    "currently developing A.I. search technology for intelligent PCs."

    Skynet, much?
  • dameon51
    ankit0x1great...but could it ans questions like- 'why are we and universe?'what came first...egg or hen etc??
    Egg's came first, dinosaurs laid eggs.
  • diddo
    ankit0x1'what came first...egg or hen etc??Problem solved:
  • bllue
    Need to have more data mining
  • thecolorblue
    sadly the chicken or egg 'problem' is an indicator of profound scientific illiteacy by the asker of the question... nothing more.
  • Onus
    Once upon a time, there were no chickens. Something, that was not a chicken, laid an egg. That egg hatched into a chicken. So, the egg came first.

    It will be interesting when the Google network becomes self-aware.
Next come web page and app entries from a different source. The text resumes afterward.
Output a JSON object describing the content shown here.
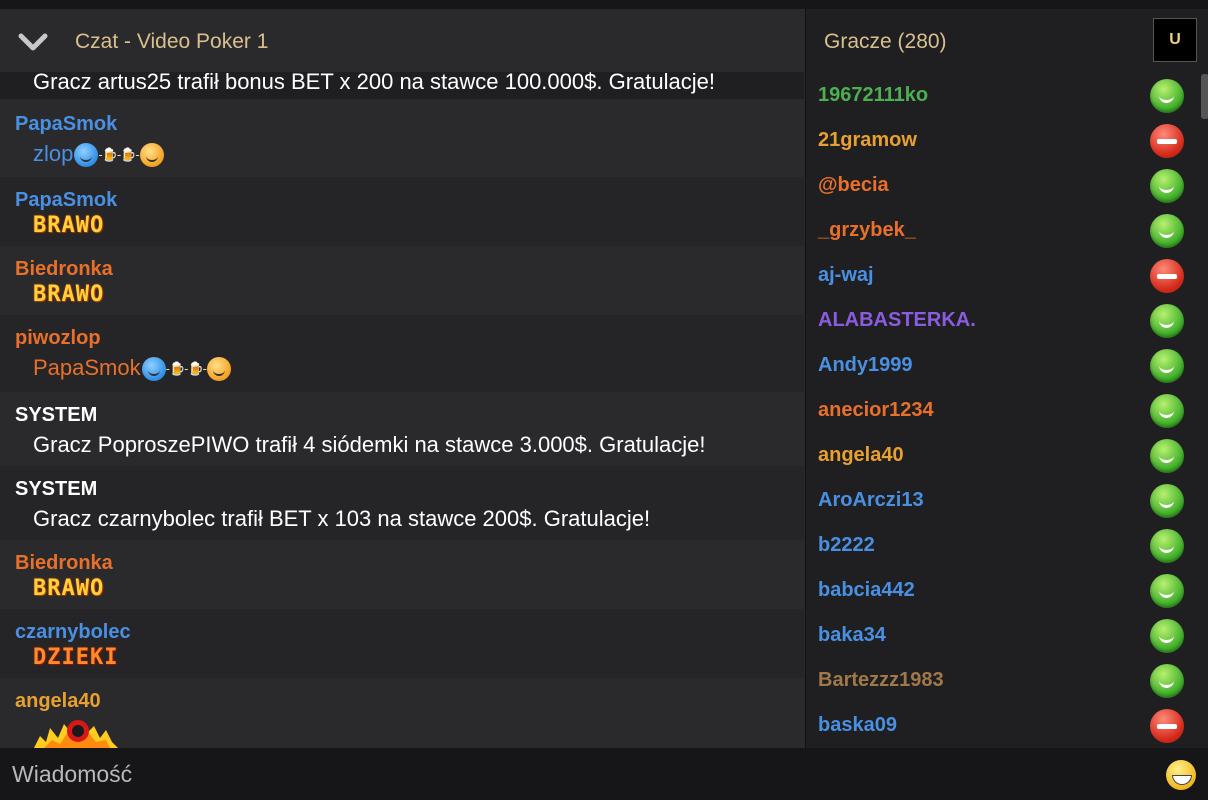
{
  "chat": {
    "title": "Czat - Video Poker 1",
    "first_message": "Gracz artus25 trafił bonus BET x 200 na stawce 100.000$. Gratulacje!",
    "messages": [
      {
        "user": "PapaSmok",
        "text": "zlop",
        "color": "#4a90e2"
      },
      {
        "user": "PapaSmok",
        "text": "BRAWO",
        "color": "#4a90e2"
      },
      {
        "user": "Biedronka",
        "text": "BRAWO",
        "color": "#e8702a"
      },
      {
        "user": "piwozlop",
        "text": "PapaSmok",
        "color": "#e8702a"
      },
      {
        "user": "SYSTEM",
        "text": "Gracz PoproszePIWO trafił 4 siódemki na stawce 3.000$. Gratulacje!",
        "color": "#ffffff"
      },
      {
        "user": "SYSTEM",
        "text": "Gracz czarnybolec trafił BET x 103 na stawce 200$. Gratulacje!",
        "color": "#ffffff"
      },
      {
        "user": "Biedronka",
        "text": "BRAWO",
        "color": "#e8702a"
      },
      {
        "user": "czarnybolec",
        "text": "DZIEKI",
        "color": "#4a90e2"
      },
      {
        "user": "angela40",
        "text": "",
        "color": "#e8a030"
      }
    ]
  },
  "players": {
    "title": "Gracze  (280)",
    "u_button": "U",
    "list": [
      {
        "name": "19672111ko",
        "color": "#4caf50",
        "status": "online"
      },
      {
        "name": "21gramow",
        "color": "#e8a030",
        "status": "busy"
      },
      {
        "name": "@becia",
        "color": "#e8702a",
        "status": "online"
      },
      {
        "name": "_grzybek_",
        "color": "#e8702a",
        "status": "online"
      },
      {
        "name": "aj-waj",
        "color": "#4a90e2",
        "status": "busy"
      },
      {
        "name": "ALABASTERKA.",
        "color": "#8a5ce0",
        "status": "online"
      },
      {
        "name": "Andy1999",
        "color": "#4a90e2",
        "status": "online"
      },
      {
        "name": "anecior1234",
        "color": "#e8702a",
        "status": "online"
      },
      {
        "name": "angela40",
        "color": "#e8a030",
        "status": "online"
      },
      {
        "name": "AroArczi13",
        "color": "#4a90e2",
        "status": "online"
      },
      {
        "name": "b2222",
        "color": "#4a90e2",
        "status": "online"
      },
      {
        "name": "babcia442",
        "color": "#4a90e2",
        "status": "online"
      },
      {
        "name": "baka34",
        "color": "#4a90e2",
        "status": "online"
      },
      {
        "name": "Bartezzz1983",
        "color": "#a0784a",
        "status": "online"
      },
      {
        "name": "baska09",
        "color": "#4a90e2",
        "status": "busy"
      }
    ]
  },
  "input": {
    "placeholder": "Wiadomość",
    "emoji_icon": "smiley-icon"
  }
}
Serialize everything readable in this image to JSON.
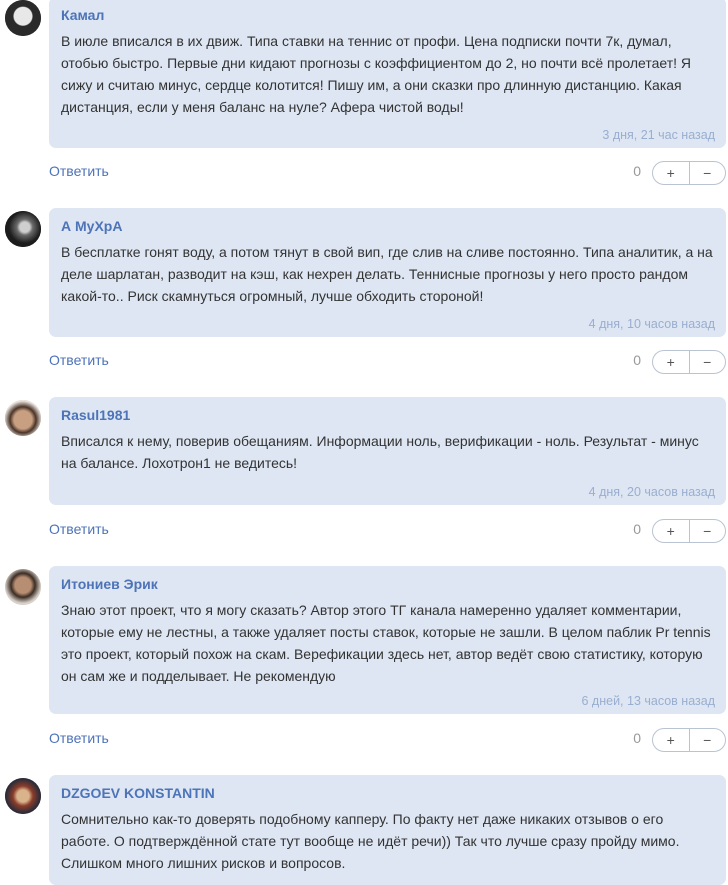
{
  "reply_label": "Ответить",
  "plus_label": "+",
  "minus_label": "−",
  "comments": [
    {
      "author": "Камал",
      "text": "В июле вписался в их движ. Типа ставки на теннис от профи. Цена подписки почти 7к, думал, отобью быстро. Первые дни кидают прогнозы с коэффициентом до 2, но почти всё пролетает! Я сижу и считаю минус, сердце колотится! Пишу им, а они сказки про длинную дистанцию. Какая дистанция, если у меня баланс на нуле? Афера чистой воды!",
      "time": "3 дня, 21 час назад",
      "votes": "0"
    },
    {
      "author": "А МуХрА",
      "text": "В бесплатке гонят воду, а потом тянут в свой вип, где слив на сливе постоянно. Типа аналитик, а на деле шарлатан, разводит на кэш, как нехрен делать. Теннисные прогнозы у него просто рандом какой-то.. Риск скамнуться огромный, лучше обходить стороной!",
      "time": "4 дня, 10 часов назад",
      "votes": "0"
    },
    {
      "author": "Rasul1981",
      "text": "Вписался к нему, поверив обещаниям. Информации ноль, верификации - ноль. Результат - минус на балансе. Лохотрон1 не ведитесь!",
      "time": "4 дня, 20 часов назад",
      "votes": "0"
    },
    {
      "author": "Итониев Эрик",
      "text": "Знаю этот проект, что я могу сказать? Автор этого ТГ канала намеренно удаляет комментарии, которые ему не лестны, а также удаляет посты ставок, которые не зашли. В целом паблик Pr tennis это проект, который похож на скам. Верефикации здесь нет, автор ведёт свою статистику, которую он сам же и подделывает. Не рекомендую",
      "time": "6 дней, 13 часов назад",
      "votes": "0"
    },
    {
      "author": "DZGOEV KONSTANTIN",
      "text": "Сомнительно как-то доверять подобному капперу. По факту нет даже никаких отзывов о его работе. О подтверждённой стате тут вообще не идёт речи)) Так что лучше сразу пройду мимо. Слишком много лишних рисков и вопросов.",
      "time": "",
      "votes": ""
    }
  ]
}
I will call her "Jane;" she will know why.
  • Marcus52
    Google used to be a good search engine, now it's full of the same kind of "A.I." that makes it as bad as everyone else's.

    In my not-so humble opinion, search engines will never be good when they can't even recognize the difference between a capitalized word and a lower-case one.
  • merikafyeah
    diddoProblem solved: saw what they did thar.
  • eomcaleb
    I feel as if Jane from Speaker for the Dead is gradually appearing itself to the universe.
  • Camikazi
    thecolorbluesadly the chicken or egg 'problem' is an indicator of profound scientific illiteacy by the asker of the question... nothing more.I know it was a small mistake but damn the word you messed up on just won't let me pass it by, illiteracy*